Top of Records for processing

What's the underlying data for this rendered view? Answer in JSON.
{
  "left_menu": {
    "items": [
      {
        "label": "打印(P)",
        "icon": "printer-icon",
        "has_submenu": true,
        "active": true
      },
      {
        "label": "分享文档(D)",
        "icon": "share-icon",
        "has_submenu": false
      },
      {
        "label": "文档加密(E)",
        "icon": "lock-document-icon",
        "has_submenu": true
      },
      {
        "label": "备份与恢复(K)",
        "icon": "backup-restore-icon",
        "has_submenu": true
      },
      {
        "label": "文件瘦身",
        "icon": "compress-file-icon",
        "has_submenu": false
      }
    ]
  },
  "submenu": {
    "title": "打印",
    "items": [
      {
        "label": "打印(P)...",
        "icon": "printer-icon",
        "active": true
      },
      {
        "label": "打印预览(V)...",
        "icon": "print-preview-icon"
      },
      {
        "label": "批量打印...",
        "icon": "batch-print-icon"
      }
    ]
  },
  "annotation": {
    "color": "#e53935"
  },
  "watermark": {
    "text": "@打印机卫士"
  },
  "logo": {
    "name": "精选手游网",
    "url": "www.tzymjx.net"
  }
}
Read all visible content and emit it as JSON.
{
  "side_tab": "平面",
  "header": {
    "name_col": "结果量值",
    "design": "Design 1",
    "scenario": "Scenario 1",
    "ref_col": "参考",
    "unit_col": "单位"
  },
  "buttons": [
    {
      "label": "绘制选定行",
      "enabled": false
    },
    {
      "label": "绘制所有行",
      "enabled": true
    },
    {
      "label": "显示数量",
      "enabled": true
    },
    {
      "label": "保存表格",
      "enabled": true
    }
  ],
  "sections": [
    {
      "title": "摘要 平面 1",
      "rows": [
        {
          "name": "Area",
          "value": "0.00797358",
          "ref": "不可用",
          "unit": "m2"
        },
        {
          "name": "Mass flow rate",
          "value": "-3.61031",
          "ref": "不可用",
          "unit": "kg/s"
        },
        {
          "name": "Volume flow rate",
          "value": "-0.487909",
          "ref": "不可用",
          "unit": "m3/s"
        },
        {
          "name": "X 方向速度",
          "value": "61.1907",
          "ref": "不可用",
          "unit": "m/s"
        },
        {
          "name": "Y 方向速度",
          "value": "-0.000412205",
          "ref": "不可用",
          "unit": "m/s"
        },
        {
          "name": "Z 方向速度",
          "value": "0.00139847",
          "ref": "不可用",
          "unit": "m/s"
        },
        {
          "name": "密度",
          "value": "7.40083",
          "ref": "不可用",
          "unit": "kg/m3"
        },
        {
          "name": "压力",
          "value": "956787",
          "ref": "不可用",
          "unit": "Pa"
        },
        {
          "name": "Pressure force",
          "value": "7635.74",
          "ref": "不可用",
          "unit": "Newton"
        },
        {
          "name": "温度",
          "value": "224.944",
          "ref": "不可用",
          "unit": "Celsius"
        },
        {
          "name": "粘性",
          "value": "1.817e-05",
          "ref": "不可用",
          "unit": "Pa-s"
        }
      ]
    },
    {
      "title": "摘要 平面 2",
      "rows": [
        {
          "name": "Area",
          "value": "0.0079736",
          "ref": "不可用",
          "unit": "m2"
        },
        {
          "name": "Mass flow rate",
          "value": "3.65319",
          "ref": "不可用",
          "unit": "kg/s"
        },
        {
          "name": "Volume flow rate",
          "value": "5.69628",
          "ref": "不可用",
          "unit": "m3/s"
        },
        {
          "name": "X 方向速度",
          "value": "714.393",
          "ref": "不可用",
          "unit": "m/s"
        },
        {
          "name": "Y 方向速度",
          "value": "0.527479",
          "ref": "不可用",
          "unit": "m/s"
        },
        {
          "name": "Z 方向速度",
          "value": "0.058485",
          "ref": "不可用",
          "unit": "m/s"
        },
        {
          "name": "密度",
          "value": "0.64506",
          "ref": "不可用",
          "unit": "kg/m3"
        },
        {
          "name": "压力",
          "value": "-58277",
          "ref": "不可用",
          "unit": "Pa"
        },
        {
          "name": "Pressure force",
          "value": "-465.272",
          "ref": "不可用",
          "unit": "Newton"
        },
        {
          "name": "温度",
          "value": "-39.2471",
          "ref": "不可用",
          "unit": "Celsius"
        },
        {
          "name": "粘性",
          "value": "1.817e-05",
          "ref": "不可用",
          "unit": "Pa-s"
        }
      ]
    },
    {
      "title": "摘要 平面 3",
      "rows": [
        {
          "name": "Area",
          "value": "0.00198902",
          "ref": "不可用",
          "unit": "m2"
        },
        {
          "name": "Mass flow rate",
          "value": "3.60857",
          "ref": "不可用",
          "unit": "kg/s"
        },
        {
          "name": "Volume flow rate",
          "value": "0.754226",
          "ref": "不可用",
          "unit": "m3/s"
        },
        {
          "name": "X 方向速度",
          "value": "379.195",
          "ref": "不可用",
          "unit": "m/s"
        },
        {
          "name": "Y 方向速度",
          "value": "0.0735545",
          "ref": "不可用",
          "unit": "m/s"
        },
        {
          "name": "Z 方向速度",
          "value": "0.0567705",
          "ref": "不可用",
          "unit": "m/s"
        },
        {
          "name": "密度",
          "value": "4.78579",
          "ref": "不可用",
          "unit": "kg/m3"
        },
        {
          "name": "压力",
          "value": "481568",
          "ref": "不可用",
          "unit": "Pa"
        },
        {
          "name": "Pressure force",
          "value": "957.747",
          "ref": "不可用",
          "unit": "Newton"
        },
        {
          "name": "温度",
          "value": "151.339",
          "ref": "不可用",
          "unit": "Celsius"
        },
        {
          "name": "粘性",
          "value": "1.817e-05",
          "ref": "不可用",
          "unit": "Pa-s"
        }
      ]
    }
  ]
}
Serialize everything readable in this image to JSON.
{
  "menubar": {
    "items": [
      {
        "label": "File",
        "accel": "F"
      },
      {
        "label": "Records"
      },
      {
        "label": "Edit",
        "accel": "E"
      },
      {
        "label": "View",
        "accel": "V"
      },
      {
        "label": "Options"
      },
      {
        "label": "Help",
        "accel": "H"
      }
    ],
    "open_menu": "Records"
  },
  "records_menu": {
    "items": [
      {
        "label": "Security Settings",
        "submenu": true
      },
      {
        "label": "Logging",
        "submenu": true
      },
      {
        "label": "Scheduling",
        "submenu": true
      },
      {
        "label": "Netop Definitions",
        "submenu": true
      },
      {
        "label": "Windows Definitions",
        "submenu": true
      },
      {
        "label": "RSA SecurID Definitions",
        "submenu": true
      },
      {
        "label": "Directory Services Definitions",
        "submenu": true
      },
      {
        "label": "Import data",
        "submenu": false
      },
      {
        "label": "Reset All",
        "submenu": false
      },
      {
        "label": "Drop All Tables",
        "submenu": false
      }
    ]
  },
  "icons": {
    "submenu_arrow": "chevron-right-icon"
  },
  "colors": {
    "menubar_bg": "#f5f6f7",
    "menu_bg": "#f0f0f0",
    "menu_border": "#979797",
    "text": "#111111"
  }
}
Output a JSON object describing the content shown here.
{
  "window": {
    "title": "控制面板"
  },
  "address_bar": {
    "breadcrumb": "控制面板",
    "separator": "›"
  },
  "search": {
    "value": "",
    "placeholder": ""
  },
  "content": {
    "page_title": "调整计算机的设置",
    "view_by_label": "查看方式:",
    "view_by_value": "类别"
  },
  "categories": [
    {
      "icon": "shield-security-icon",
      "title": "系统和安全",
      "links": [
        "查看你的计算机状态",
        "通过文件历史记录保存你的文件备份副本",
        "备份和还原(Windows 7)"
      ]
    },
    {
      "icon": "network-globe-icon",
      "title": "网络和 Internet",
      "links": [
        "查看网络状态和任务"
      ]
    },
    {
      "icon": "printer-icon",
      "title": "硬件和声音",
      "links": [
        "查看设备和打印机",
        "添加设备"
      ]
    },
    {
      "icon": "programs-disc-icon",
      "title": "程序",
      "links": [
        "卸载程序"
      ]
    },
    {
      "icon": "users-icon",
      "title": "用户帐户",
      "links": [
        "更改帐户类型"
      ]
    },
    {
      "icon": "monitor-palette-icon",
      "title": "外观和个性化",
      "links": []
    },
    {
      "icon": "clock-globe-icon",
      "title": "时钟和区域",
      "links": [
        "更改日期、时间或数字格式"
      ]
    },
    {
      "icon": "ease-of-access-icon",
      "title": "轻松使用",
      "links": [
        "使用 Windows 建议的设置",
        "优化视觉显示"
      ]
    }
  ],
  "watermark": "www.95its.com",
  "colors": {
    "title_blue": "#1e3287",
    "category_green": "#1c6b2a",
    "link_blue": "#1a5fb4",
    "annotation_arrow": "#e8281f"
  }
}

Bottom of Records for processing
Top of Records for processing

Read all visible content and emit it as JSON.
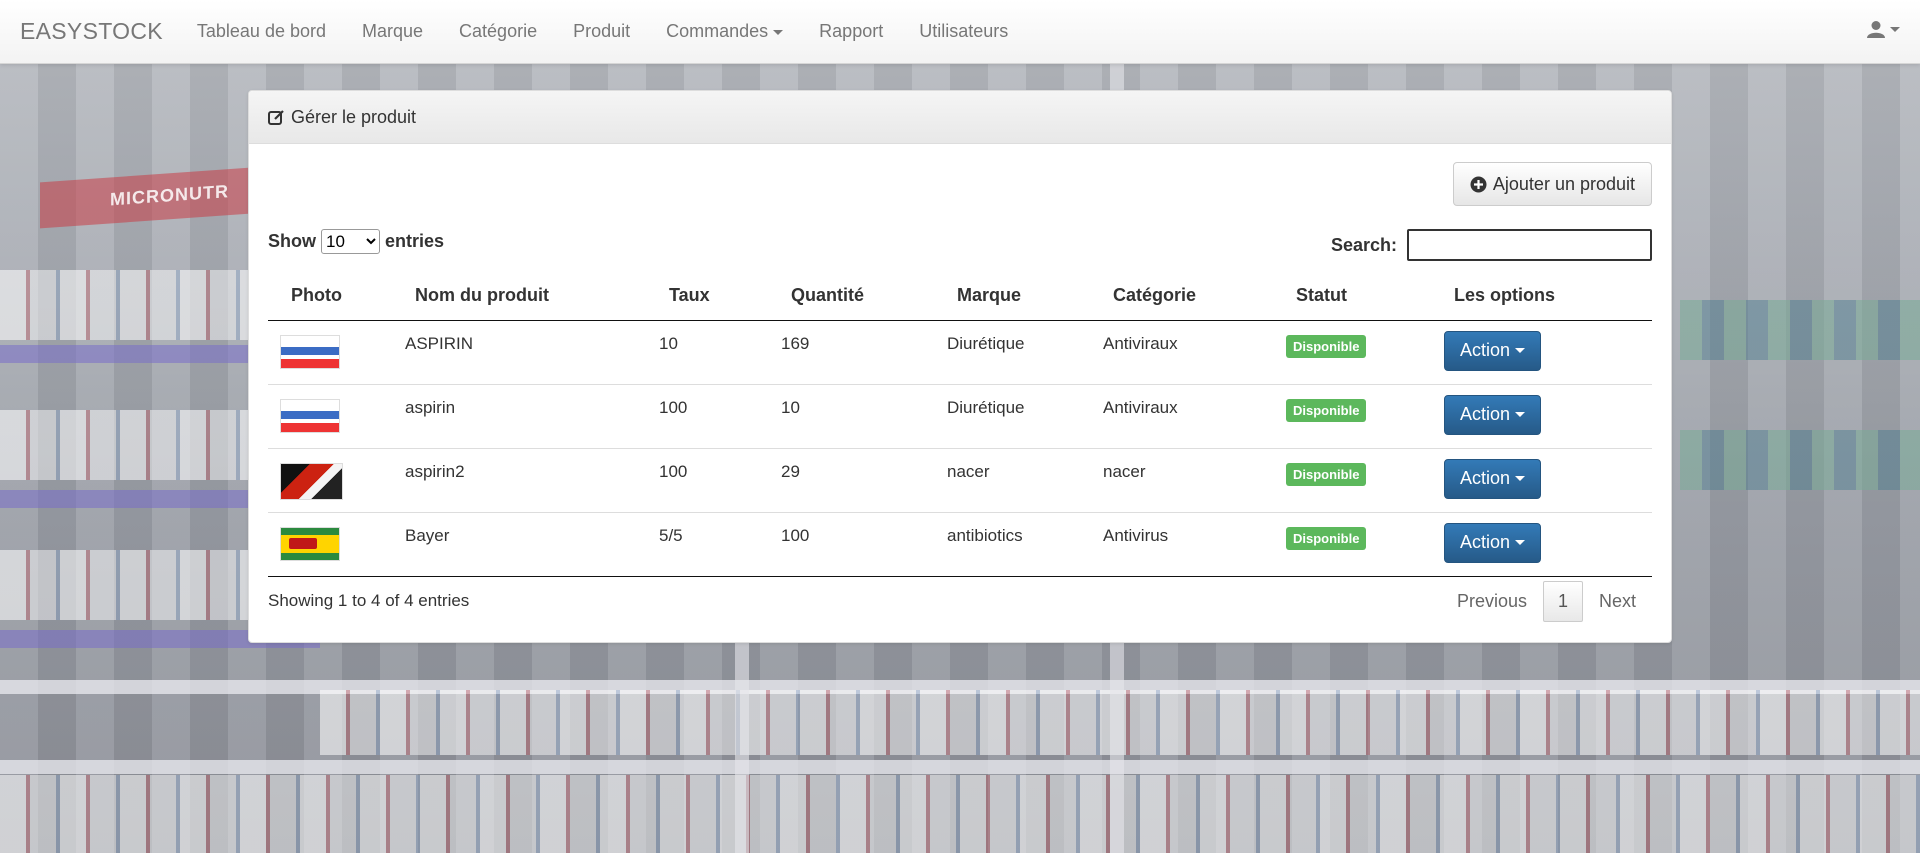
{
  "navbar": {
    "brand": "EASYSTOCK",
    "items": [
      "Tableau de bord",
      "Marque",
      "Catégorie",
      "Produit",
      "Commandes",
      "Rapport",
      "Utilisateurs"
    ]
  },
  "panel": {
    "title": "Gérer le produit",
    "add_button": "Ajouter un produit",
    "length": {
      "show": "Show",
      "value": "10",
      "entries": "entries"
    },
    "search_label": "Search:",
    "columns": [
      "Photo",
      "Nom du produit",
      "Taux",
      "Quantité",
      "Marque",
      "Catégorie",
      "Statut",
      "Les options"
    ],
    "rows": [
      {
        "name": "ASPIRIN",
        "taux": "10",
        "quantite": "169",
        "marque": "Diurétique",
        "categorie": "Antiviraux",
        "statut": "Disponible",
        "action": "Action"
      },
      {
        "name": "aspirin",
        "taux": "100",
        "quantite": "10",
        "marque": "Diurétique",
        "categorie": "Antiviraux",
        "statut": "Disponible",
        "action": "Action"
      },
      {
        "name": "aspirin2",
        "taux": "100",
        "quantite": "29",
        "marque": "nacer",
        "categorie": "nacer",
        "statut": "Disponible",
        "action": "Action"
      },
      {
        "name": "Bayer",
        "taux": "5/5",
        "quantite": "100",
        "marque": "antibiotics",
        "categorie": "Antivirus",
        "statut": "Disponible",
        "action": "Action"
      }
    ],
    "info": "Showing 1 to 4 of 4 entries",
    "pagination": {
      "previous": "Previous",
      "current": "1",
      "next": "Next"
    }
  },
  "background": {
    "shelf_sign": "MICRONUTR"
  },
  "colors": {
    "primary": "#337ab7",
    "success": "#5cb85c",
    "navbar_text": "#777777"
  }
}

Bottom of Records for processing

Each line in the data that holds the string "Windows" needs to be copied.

        "label": "Windows Definitions",
        "备份和还原(Windows 7)"
        "使用 Windows 建议的设置",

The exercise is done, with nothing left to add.